As in all of Rodrigues’ work, The Ornithologist also is embedded specifically in Portuguese culture, as in an interlude in which Fernando happens upon a nightly gathering of caretos, colorfully dressed and masked men that continue a tradition now associated with Carnival but that has its origins in the pre-Christian era. By linking Jesus and the caretos to Anthony, the director suggests how religion is not a static thing but absorbs cultural influences that in turn become building blocks for its future.
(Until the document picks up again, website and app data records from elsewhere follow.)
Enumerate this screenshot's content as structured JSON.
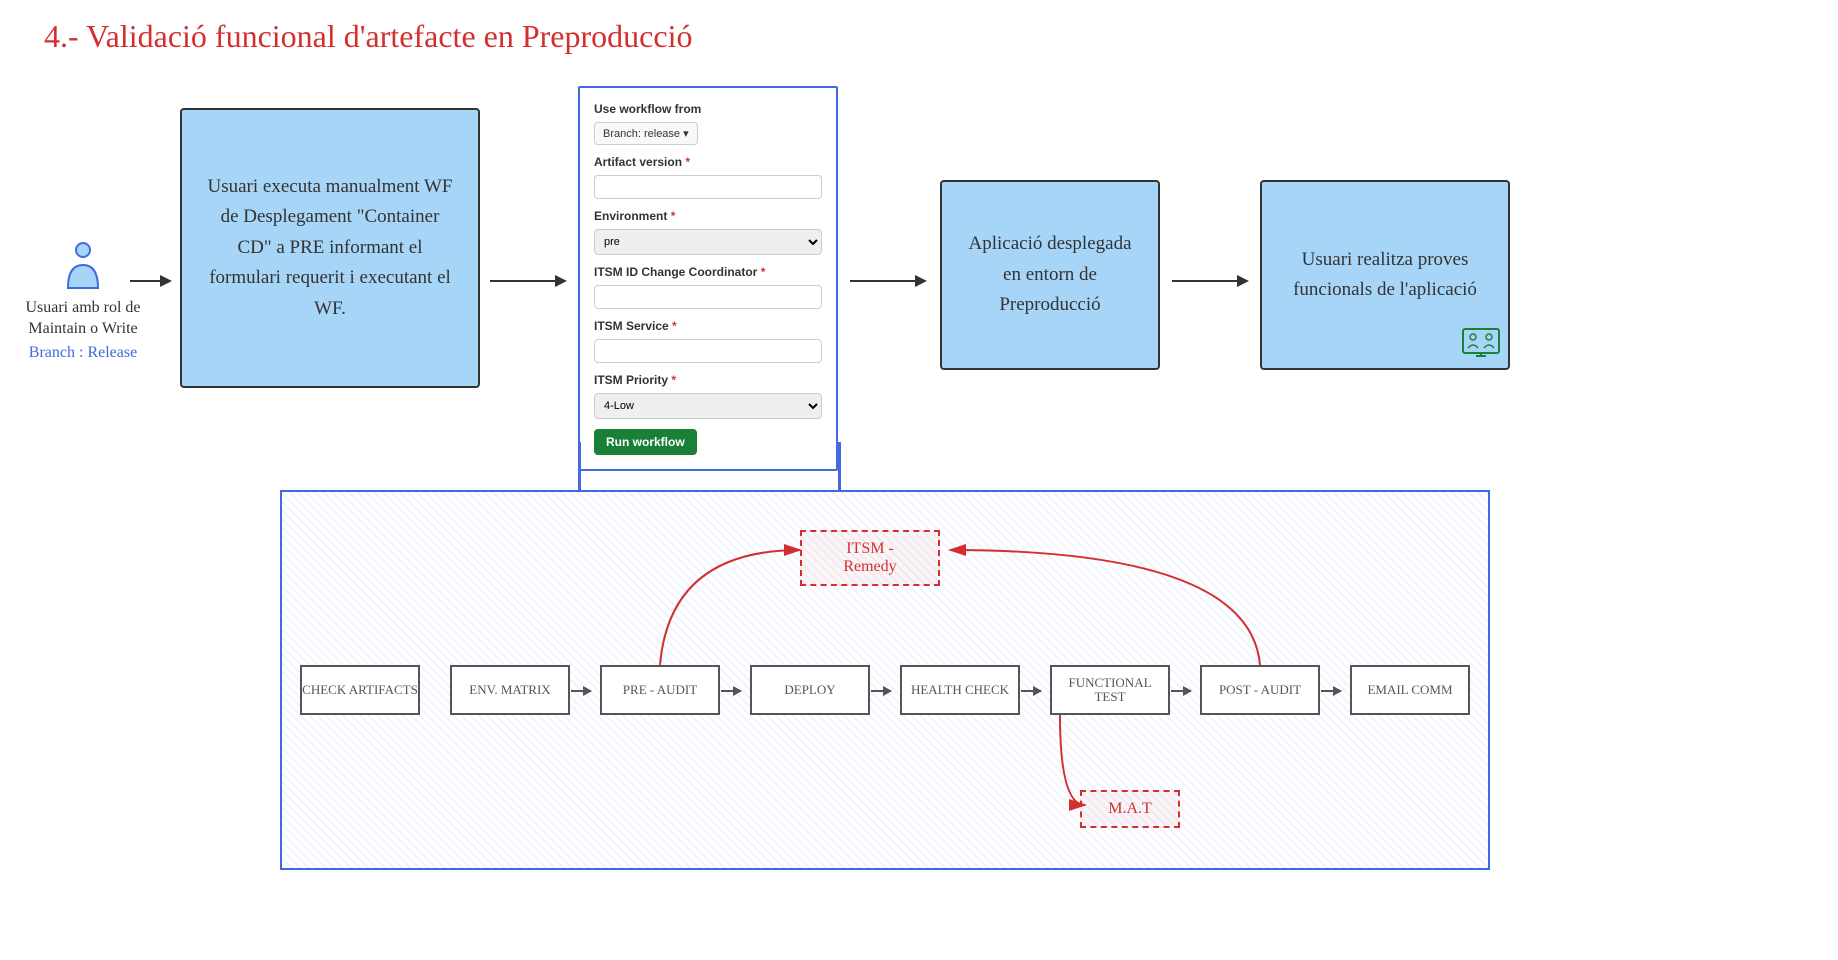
{
  "title": "4.- Validació funcional d'artefacte en Preproducció",
  "actor": {
    "label": "Usuari amb rol de Maintain o Write",
    "branch": "Branch : Release"
  },
  "boxes": {
    "step1": "Usuari executa manualment WF de Desplegament \"Container CD\" a PRE informant el formulari requerit i executant el WF.",
    "step4": "Aplicació desplegada en entorn de Preproducció",
    "step5": "Usuari realitza proves funcionals de l'aplicació"
  },
  "form": {
    "workflow_from_label": "Use workflow from",
    "branch_label": "Branch: release",
    "artifact_label": "Artifact version",
    "env_label": "Environment",
    "env_value": "pre",
    "itsm_id_label": "ITSM ID Change Coordinator",
    "itsm_service_label": "ITSM Service",
    "itsm_priority_label": "ITSM Priority",
    "itsm_priority_value": "4-Low",
    "run_button": "Run workflow"
  },
  "pipeline": {
    "s1": "CHECK ARTIFACTS",
    "s2": "ENV. MATRIX",
    "s3": "PRE - AUDIT",
    "s4": "DEPLOY",
    "s5": "HEALTH CHECK",
    "s6": "FUNCTIONAL TEST",
    "s7": "POST - AUDIT",
    "s8": "EMAIL COMM"
  },
  "callouts": {
    "itsm": "ITSM - Remedy",
    "mat": "M.A.T"
  }
}
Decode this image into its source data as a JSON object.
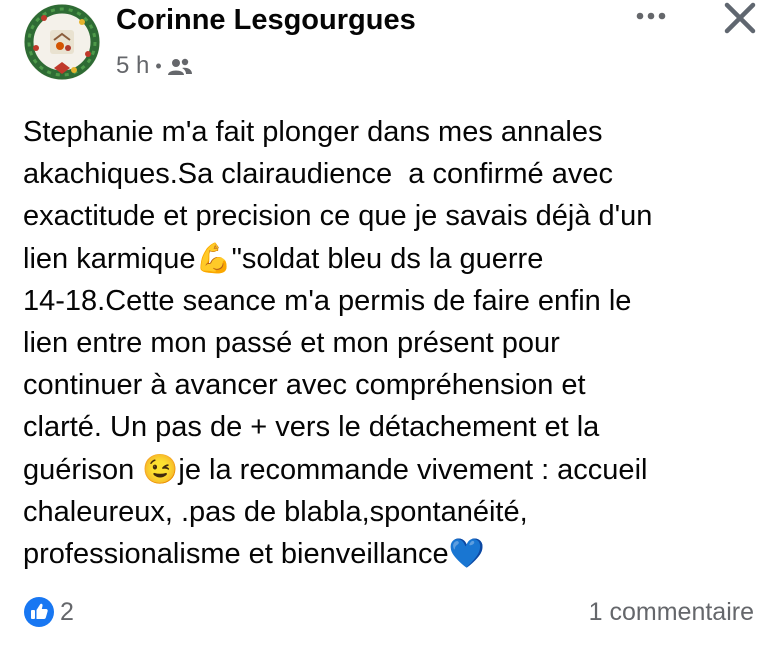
{
  "post": {
    "author": "Corinne Lesgourgues",
    "time": "5 h",
    "separator": "•",
    "audience_icon": "friends-icon",
    "text": "Stephanie m'a fait plonger dans mes annales\nakachiques.Sa clairaudience  a confirmé avec\nexactitude et precision ce que je savais déjà d'un\nlien karmique💪\"soldat bleu ds la guerre\n14-18.Cette seance m'a permis de faire enfin le\nlien entre mon passé et mon présent pour\ncontinuer à avancer avec compréhension et\nclarté. Un pas de + vers le détachement et la\nguérison 😉je la recommande vivement : accueil\nchaleureux, .pas de blabla,spontanéité,\nprofessionalisme et bienveillance💙"
  },
  "reactions": {
    "icon": "like-icon",
    "count": "2",
    "color": "#1877f2"
  },
  "comments": {
    "label": "1 commentaire"
  },
  "header_actions": {
    "more_icon": "more-options-icon",
    "close_icon": "close-icon"
  }
}
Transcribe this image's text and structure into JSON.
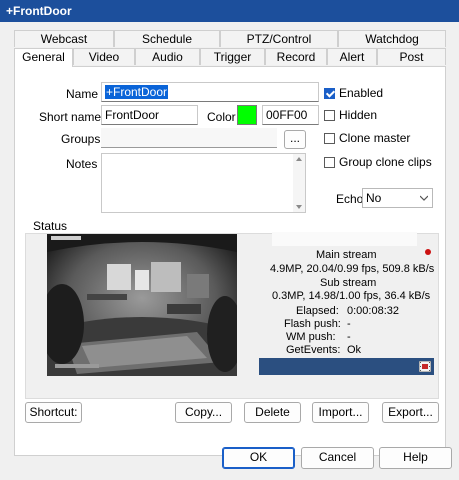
{
  "window": {
    "title": "+FrontDoor"
  },
  "tabs": {
    "row1": [
      "Webcast",
      "Schedule",
      "PTZ/Control",
      "Watchdog"
    ],
    "row2": [
      "General",
      "Video",
      "Audio",
      "Trigger",
      "Record",
      "Alert",
      "Post"
    ],
    "active": "General"
  },
  "form": {
    "name_label": "Name",
    "name_value": "+FrontDoor",
    "short_name_label": "Short name",
    "short_name_value": "FrontDoor",
    "color_label": "Color",
    "color_swatch": "#00ff00",
    "color_value": "00FF00",
    "groups_label": "Groups",
    "groups_value": "",
    "groups_button": "...",
    "notes_label": "Notes",
    "notes_value": "",
    "echo_label": "Echo",
    "echo_value": "No"
  },
  "checks": {
    "enabled": {
      "label": "Enabled",
      "checked": true
    },
    "hidden": {
      "label": "Hidden",
      "checked": false
    },
    "clone_master": {
      "label": "Clone master",
      "checked": false
    },
    "group_clone_clips": {
      "label": "Group clone clips",
      "checked": false
    }
  },
  "status": {
    "title": "Status",
    "main_stream_label": "Main stream",
    "main_stream_stats": "4.9MP, 20.04/0.99 fps,  509.8 kB/s",
    "sub_stream_label": "Sub stream",
    "sub_stream_stats": "0.3MP, 14.98/1.00 fps,   36.4 kB/s",
    "elapsed_label": "Elapsed:",
    "elapsed_value": "0:00:08:32",
    "flash_push_label": "Flash push:",
    "flash_push_value": "-",
    "wm_push_label": "WM push:",
    "wm_push_value": "-",
    "get_events_label": "GetEvents:",
    "get_events_value": "Ok",
    "recording_dot_color": "#cc1111",
    "bar_color": "#2b4f80"
  },
  "panel_buttons": {
    "shortcut": "Shortcut:",
    "copy": "Copy...",
    "delete": "Delete",
    "import": "Import...",
    "export": "Export..."
  },
  "dialog_buttons": {
    "ok": "OK",
    "cancel": "Cancel",
    "help": "Help"
  }
}
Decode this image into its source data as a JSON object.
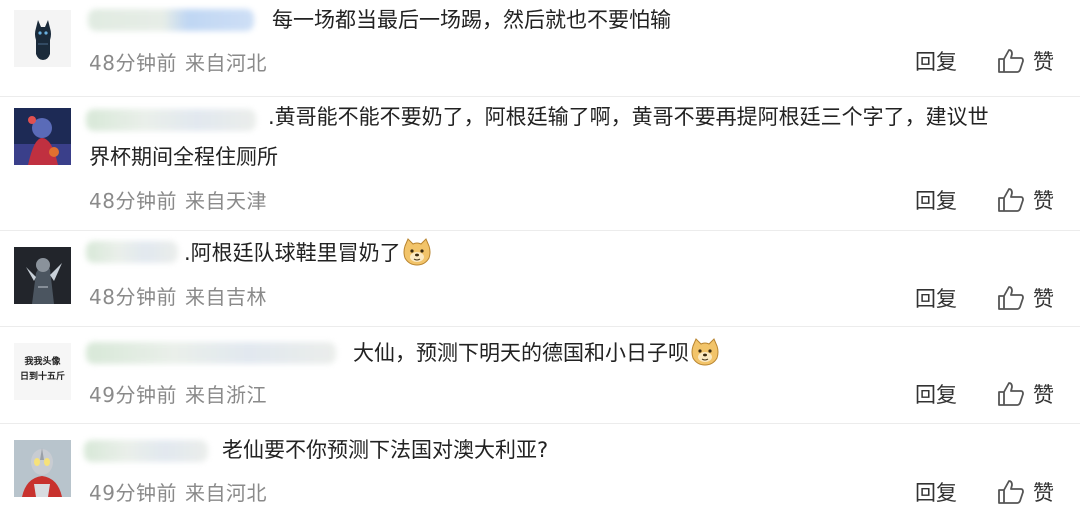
{
  "comments": [
    {
      "text": "每一场都当最后一场踢，然后就也不要怕输",
      "time": "48分钟前",
      "location": "来自河北",
      "reply_label": "回复",
      "like_label": "赞",
      "emoji": "",
      "avatar_icon": "cat-avatar-icon"
    },
    {
      "text_line1": ".黄哥能不能不要奶了，阿根廷输了啊，黄哥不要再提阿根廷三个字了，建议世",
      "text_line2": "界杯期间全程住厕所",
      "time": "48分钟前",
      "location": "来自天津",
      "reply_label": "回复",
      "like_label": "赞",
      "emoji": "",
      "avatar_icon": "anime-avatar-icon"
    },
    {
      "text": ".阿根廷队球鞋里冒奶了",
      "time": "48分钟前",
      "location": "来自吉林",
      "reply_label": "回复",
      "like_label": "赞",
      "emoji": "doge-emoji-icon",
      "avatar_icon": "dark-character-avatar-icon"
    },
    {
      "text": "大仙，预测下明天的德国和小日子呗",
      "time": "49分钟前",
      "location": "来自浙江",
      "reply_label": "回复",
      "like_label": "赞",
      "emoji": "doge-emoji-icon",
      "avatar_icon": "text-avatar-icon",
      "avatar_text_line1": "我我头像",
      "avatar_text_line2": "日到十五斤"
    },
    {
      "text": "老仙要不你预测下法国对澳大利亚?",
      "time": "49分钟前",
      "location": "来自河北",
      "reply_label": "回复",
      "like_label": "赞",
      "emoji": "",
      "avatar_icon": "ultraman-avatar-icon"
    }
  ],
  "colors": {
    "meta": "#8a8a8a",
    "text": "#222222",
    "divider": "#ececec"
  }
}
Incidentally, this notion legitimizes the very existence of this film, as it can be seen as an extension of an artist and a country’s continued engagement with both religion and local culture.
In this light, the “shockingly queer” angle actually only serves the rather innocent purpose of relating the universal elements of religion directly to Rodrigues’ personal experiences. Indeed, the final third of the pic sees the transformation of Fernando into Anthony proper, with Hamy occasionally disappearing physically and Rodrigues — who, incidentally looks rather strikingly like Caravaggio’s Saint Francis — literally taking his place onscreen. This physical alteration suggests Fernando has left his human shell behind to become Anthony, of course, while at the same time it underlines to what an extent the feature is a personal journey for the director.
Critics will no-doubt be falling over themselves to compare The Ornithologist to other (especially queer) films — Stranger by the Lake; Honoré’s recent Ovid adaptation, Metaphorphoses, and Apichatpong Weerasethakul’s jungle-set films are but the most obvious candidates — but it is much more interesting to explore the work in the light of Rodrigues’ own oeuvre, which explores the tension between nature and reality and between religion and one’s body and which focuses on stories of people whose identities are in transition.
Rodrigues’ regular cinematographer, Rui Pocas, films the birds in a way that suggests Fernando/Anthony not only observes them but they are simultaneously observing him, so when he happens upon a white dove — i.e., the Holy Spirit — there’s a sense of interaction and equality even though the animal doesn’t speak. Similarly adding meaning is composer Severine Ballon’s shrill-sounding, almost droning score. It not only conjures a sense of mystique but also suggests the lead’s steady momentum; once Fernando finds himself on his journey, there is no stopping him. If Anthony is the patron saint of things lost — no wonder he’s also the patron saint of Portugal, the country that invented the concept of saudade — he has definitely found himself by the film’s end.
Venue: Locarno Film Festival (International Competition)
Production companies: Blackmaria, House on Fire, Itaca Filmes, Le Fresnoy
Cast: Paul Hamy, Xelo Cagiao, Joao Pedro Rodrigues, Han Wen, Chan Suan, Juliane Elting
Director: Joao Pedro Rodrigues
Screenplay: Joao Pedro Rodrigues, Joao Rui Guerra da Mata
Producers: Joao Figueiras, Diogo Varela Silva, Vincent Wang, Antoine Barraud, Gustavo Angel, Alex Garcia, Maria Fernanda Scardino
Director of photography: Rui Pocas
Production designer: Joao Rui Guerra da Mata
Costume designer: Patricia Dora
Editor: Raphael Lefevre
Music: Severine Ballon
Sales: Films Boutique
Not rated, 118 minutes